Aristaeus Contrasted Against Herakles

        That the myth of Aristaeus represents the Samson story from the Philistine perspective, is even more apparent when contrasted against that of Herakles (representing the Danite viewpoint). For prominent in the Herakles narratives is the idea that he was sent as a deliverer, (of the Thebans in his case, whom he felt a kinship to,) from the tyrannical oppression of the Minyans (ostensibly a Pelasgian tribe). On the other hand, the myth of Aristaeus, being told from the angle of the oppressors themselves, conspicuously omitted his role as a deliverer from the myth.

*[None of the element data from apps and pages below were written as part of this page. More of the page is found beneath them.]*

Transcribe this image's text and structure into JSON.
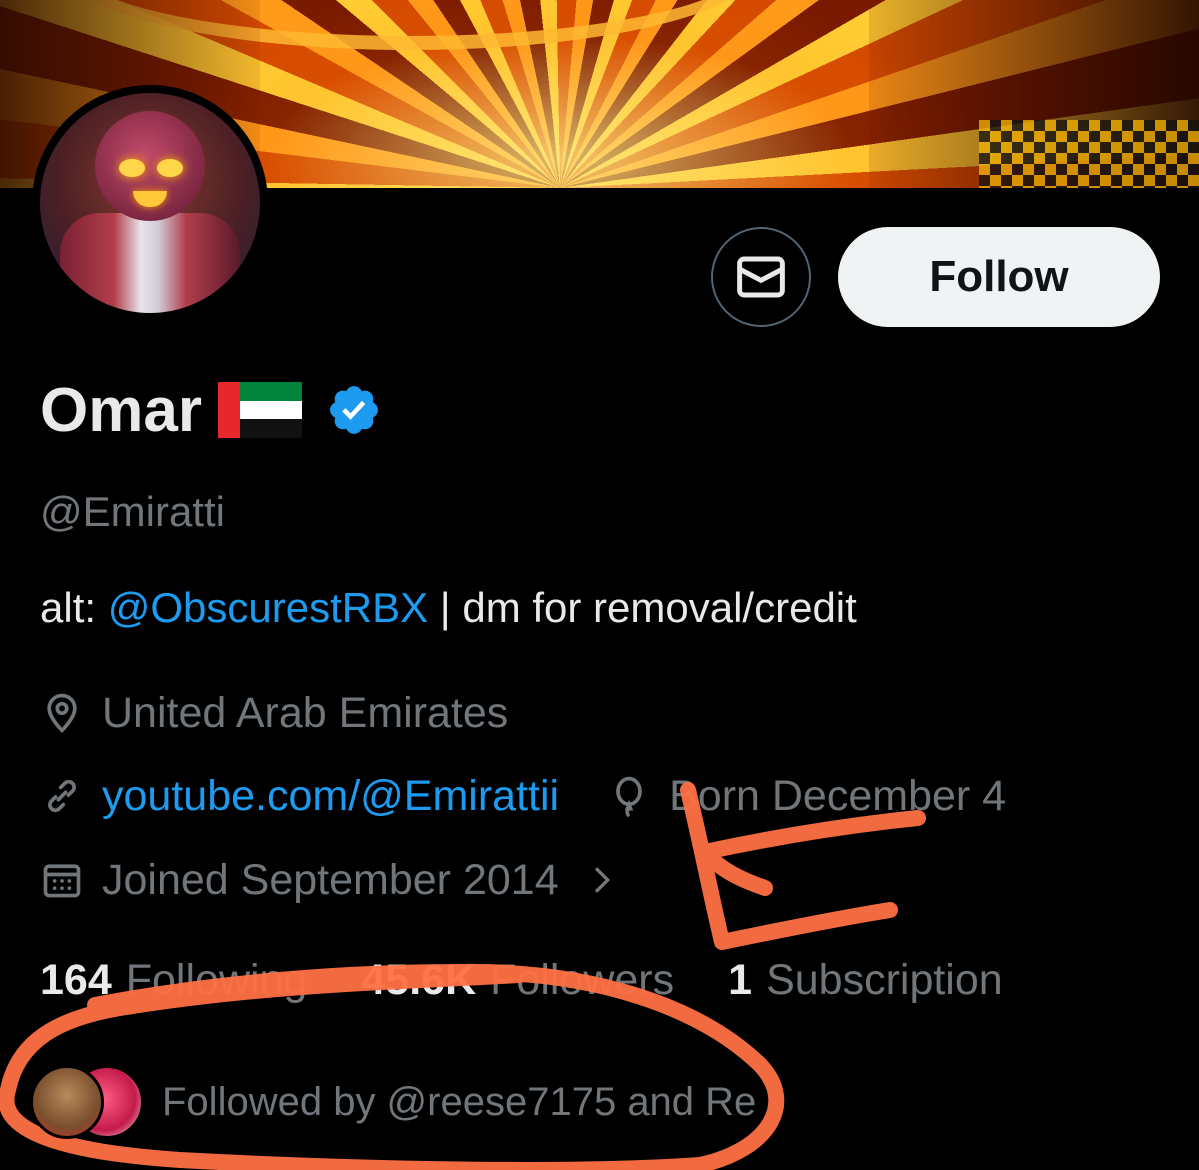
{
  "profile": {
    "name": "Omar",
    "handle": "@Emiratti",
    "bio_prefix": "alt: ",
    "bio_link": "@ObscurestRBX",
    "bio_suffix": " | dm for removal/credit",
    "location": "United Arab Emirates",
    "website": "youtube.com/@Emirattii",
    "birthday": "Born December 4",
    "joined": "Joined September 2014",
    "verified": true
  },
  "buttons": {
    "follow_label": "Follow"
  },
  "stats": {
    "following_count": "164",
    "following_label": "Following",
    "followers_count": "45.6K",
    "followers_label": "Followers",
    "subscriptions_count": "1",
    "subscriptions_label": "Subscription"
  },
  "followed_by": {
    "text": "Followed by @reese7175 and Re"
  },
  "icons": {
    "message": "envelope-icon",
    "verified": "verified-badge-icon",
    "location": "location-pin-icon",
    "link": "link-icon",
    "birthday": "balloon-icon",
    "joined": "calendar-icon",
    "chevron": "chevron-right-icon"
  },
  "colors": {
    "background": "#000000",
    "primary_text": "#e7e9ea",
    "secondary_text": "#71767b",
    "link": "#1d9bf0",
    "verified": "#1d9bf0",
    "follow_button_bg": "#eff3f4",
    "annotation": "#ff7043"
  }
}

This omission along with the favoritism displayed in glorifying the maiden Cyrene, and the whitewashing of Samson’s opposition with the beneficence of Aristaeus, shows not only a bias toward the Philistines, but also is a strong indication that there were at least two, and probably a whole cycle of “Samson stories,” that had to be collected and aggregated (often, as we have seen, without complete consistency,) in order to weave together the Scriptural account. Even the Greek mythographers, who received the story from the two different sources, Danite an Philistine, did not recognize them as the same. The hero who delivers his people from oppression, and the sage who introduces beekeeping and honey harvesting, are distinct enough characters to merit two separate myths. No doubt, if the Greeks had our advantage in having access to the Book of Judges, then they too would certainly have realized these were simply two facets of the same great culture hero.